YOUR GOAL
Check each line of the data for "Account", then give the number of lines that have it, without any other words.

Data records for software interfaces

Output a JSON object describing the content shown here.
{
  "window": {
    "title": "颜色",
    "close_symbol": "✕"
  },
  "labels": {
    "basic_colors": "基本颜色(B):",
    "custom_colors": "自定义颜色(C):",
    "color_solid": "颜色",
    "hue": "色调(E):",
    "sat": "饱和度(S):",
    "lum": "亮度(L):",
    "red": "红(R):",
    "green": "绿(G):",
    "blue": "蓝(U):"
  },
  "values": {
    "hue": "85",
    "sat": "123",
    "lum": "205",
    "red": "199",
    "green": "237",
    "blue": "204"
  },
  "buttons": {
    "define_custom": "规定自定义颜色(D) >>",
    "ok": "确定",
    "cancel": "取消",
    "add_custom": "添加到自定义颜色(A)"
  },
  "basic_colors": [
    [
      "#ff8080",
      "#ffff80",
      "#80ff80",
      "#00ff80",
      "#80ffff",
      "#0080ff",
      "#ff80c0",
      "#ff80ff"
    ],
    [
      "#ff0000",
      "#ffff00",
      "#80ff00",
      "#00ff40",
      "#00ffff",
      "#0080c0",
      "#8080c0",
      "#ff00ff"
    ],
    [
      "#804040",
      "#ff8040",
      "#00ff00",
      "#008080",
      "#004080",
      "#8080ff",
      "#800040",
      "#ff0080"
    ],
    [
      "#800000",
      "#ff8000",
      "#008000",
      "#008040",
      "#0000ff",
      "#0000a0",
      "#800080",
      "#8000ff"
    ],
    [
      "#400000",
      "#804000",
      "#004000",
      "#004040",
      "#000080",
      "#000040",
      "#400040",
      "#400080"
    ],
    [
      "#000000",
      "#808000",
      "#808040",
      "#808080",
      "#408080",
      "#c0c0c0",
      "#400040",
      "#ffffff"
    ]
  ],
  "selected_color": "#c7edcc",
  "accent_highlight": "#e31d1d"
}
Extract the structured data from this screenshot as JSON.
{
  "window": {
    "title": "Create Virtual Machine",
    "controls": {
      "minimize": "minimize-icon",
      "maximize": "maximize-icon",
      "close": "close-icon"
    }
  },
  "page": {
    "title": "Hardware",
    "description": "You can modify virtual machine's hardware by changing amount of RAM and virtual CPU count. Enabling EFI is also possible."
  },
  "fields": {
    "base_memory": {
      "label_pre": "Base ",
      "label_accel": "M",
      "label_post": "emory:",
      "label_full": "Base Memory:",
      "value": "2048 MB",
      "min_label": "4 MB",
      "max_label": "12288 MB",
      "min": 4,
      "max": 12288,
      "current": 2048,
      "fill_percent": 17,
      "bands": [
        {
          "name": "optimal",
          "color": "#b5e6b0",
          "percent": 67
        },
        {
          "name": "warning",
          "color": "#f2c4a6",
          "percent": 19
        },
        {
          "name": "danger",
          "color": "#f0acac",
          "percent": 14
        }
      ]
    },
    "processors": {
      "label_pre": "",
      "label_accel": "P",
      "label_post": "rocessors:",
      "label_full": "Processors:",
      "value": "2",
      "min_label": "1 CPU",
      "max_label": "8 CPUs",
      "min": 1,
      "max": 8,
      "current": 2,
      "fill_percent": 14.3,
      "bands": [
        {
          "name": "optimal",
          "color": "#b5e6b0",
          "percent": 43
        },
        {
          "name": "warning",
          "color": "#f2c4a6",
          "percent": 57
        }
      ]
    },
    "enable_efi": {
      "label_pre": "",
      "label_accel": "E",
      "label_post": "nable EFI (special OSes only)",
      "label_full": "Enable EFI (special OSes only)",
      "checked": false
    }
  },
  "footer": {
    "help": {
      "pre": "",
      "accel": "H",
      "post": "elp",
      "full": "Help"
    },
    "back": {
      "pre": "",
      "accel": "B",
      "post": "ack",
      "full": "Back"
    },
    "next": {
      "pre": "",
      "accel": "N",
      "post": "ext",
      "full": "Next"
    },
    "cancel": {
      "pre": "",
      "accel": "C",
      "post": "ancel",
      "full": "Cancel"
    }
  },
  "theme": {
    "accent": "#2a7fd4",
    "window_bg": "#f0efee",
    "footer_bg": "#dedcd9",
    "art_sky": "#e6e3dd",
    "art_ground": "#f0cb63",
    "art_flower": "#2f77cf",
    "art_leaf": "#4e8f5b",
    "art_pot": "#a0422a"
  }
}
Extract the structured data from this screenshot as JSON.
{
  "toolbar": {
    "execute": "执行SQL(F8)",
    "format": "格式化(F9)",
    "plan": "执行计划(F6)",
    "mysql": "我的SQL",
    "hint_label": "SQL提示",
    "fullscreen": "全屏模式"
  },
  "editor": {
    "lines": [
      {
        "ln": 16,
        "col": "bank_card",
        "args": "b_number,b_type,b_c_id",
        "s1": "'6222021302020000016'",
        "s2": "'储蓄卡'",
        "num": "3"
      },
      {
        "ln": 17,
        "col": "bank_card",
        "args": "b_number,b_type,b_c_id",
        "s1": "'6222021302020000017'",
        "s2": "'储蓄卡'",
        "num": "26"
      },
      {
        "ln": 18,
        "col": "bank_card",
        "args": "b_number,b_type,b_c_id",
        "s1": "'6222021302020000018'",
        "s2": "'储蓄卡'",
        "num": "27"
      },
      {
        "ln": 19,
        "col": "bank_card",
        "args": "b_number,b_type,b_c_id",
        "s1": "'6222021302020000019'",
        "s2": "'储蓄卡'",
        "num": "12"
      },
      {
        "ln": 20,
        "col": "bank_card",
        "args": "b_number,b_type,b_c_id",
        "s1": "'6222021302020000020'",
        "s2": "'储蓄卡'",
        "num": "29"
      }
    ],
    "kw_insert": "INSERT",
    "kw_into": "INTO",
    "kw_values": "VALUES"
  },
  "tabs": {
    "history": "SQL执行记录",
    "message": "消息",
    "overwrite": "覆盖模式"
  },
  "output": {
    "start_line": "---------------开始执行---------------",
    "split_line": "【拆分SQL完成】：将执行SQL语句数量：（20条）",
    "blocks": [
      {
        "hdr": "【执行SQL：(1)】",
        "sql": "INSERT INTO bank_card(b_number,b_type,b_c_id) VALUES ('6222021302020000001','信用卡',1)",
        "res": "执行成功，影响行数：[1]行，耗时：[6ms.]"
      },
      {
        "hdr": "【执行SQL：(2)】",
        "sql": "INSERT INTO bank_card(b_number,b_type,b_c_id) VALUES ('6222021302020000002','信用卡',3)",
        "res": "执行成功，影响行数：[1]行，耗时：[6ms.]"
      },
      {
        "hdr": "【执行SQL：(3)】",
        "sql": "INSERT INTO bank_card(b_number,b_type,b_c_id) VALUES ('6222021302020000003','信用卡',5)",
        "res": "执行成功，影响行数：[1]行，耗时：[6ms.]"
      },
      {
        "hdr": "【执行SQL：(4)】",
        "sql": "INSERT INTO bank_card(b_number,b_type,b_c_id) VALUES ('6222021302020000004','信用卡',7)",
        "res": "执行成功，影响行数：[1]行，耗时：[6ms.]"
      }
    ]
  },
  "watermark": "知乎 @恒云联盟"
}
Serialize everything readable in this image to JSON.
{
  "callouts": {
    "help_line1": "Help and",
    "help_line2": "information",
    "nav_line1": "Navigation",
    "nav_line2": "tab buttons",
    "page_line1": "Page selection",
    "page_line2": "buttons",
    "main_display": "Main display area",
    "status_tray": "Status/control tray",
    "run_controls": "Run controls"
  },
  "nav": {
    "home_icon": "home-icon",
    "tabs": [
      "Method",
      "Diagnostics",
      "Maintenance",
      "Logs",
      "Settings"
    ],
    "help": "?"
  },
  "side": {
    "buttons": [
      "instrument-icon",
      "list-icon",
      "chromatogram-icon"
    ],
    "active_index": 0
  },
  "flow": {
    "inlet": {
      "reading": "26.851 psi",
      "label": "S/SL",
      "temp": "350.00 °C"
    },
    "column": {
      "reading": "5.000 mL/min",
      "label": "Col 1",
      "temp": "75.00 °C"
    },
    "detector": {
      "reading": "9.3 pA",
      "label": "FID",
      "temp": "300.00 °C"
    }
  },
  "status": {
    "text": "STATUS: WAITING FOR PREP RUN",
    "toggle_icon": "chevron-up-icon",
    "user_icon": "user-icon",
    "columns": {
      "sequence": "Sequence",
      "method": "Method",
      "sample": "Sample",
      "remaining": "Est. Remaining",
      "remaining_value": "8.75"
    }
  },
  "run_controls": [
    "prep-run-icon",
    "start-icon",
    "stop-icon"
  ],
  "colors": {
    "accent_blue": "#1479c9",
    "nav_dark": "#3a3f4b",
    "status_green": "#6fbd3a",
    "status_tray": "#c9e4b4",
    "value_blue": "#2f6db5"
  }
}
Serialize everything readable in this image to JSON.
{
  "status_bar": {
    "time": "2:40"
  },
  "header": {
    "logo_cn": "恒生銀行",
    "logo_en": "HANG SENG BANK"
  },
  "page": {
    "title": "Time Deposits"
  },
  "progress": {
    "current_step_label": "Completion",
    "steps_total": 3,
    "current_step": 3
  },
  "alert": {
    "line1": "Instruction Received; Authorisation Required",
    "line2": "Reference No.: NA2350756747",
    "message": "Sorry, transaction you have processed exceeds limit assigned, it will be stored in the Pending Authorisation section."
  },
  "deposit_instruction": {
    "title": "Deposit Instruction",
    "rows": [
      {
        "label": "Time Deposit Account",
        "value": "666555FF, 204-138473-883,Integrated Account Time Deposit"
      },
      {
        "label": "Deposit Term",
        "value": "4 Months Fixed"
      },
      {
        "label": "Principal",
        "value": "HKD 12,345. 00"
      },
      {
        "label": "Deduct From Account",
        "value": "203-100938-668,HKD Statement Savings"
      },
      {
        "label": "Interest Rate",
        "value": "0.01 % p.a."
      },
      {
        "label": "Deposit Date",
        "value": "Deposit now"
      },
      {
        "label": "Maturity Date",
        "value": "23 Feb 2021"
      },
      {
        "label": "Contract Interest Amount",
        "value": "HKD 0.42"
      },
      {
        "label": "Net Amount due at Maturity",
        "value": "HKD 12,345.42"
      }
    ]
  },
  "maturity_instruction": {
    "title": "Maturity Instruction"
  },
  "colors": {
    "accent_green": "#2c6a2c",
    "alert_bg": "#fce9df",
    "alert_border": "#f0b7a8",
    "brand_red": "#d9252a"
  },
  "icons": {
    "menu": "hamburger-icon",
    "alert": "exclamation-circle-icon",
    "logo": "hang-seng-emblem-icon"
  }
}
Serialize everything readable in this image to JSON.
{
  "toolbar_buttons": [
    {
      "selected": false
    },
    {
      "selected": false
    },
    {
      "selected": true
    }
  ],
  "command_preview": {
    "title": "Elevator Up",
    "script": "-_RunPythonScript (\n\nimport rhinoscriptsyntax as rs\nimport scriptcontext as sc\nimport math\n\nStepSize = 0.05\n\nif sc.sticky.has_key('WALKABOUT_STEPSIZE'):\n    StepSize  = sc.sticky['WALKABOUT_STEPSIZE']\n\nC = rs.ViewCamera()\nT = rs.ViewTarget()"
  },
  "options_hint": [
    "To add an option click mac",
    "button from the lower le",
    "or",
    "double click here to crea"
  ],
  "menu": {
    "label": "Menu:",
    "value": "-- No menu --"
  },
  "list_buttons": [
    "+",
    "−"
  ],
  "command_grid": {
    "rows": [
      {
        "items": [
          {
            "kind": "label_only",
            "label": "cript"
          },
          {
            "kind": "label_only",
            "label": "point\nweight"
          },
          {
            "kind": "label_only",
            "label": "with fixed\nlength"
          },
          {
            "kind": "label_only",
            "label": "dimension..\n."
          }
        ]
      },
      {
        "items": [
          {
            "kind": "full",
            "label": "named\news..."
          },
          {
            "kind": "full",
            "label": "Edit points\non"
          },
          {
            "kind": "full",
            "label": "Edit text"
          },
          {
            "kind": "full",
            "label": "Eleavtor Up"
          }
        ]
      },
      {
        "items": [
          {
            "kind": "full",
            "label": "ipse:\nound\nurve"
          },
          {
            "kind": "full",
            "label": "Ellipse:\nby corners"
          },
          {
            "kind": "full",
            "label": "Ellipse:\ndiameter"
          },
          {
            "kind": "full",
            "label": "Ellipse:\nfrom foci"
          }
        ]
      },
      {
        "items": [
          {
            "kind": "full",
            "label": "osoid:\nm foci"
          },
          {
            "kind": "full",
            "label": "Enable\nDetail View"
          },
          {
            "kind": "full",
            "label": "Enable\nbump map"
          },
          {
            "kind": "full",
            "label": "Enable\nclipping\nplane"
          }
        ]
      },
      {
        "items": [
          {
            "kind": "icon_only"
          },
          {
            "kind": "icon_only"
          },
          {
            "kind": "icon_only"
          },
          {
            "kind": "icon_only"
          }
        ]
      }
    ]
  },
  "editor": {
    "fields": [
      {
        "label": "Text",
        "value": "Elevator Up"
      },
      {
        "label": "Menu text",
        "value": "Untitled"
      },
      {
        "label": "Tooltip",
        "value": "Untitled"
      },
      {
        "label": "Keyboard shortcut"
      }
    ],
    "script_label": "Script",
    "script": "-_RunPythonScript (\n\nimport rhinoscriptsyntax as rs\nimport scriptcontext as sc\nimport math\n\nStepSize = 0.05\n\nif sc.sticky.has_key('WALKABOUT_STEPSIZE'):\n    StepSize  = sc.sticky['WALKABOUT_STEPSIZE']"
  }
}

SOLUTION TO THE PROBLEM
3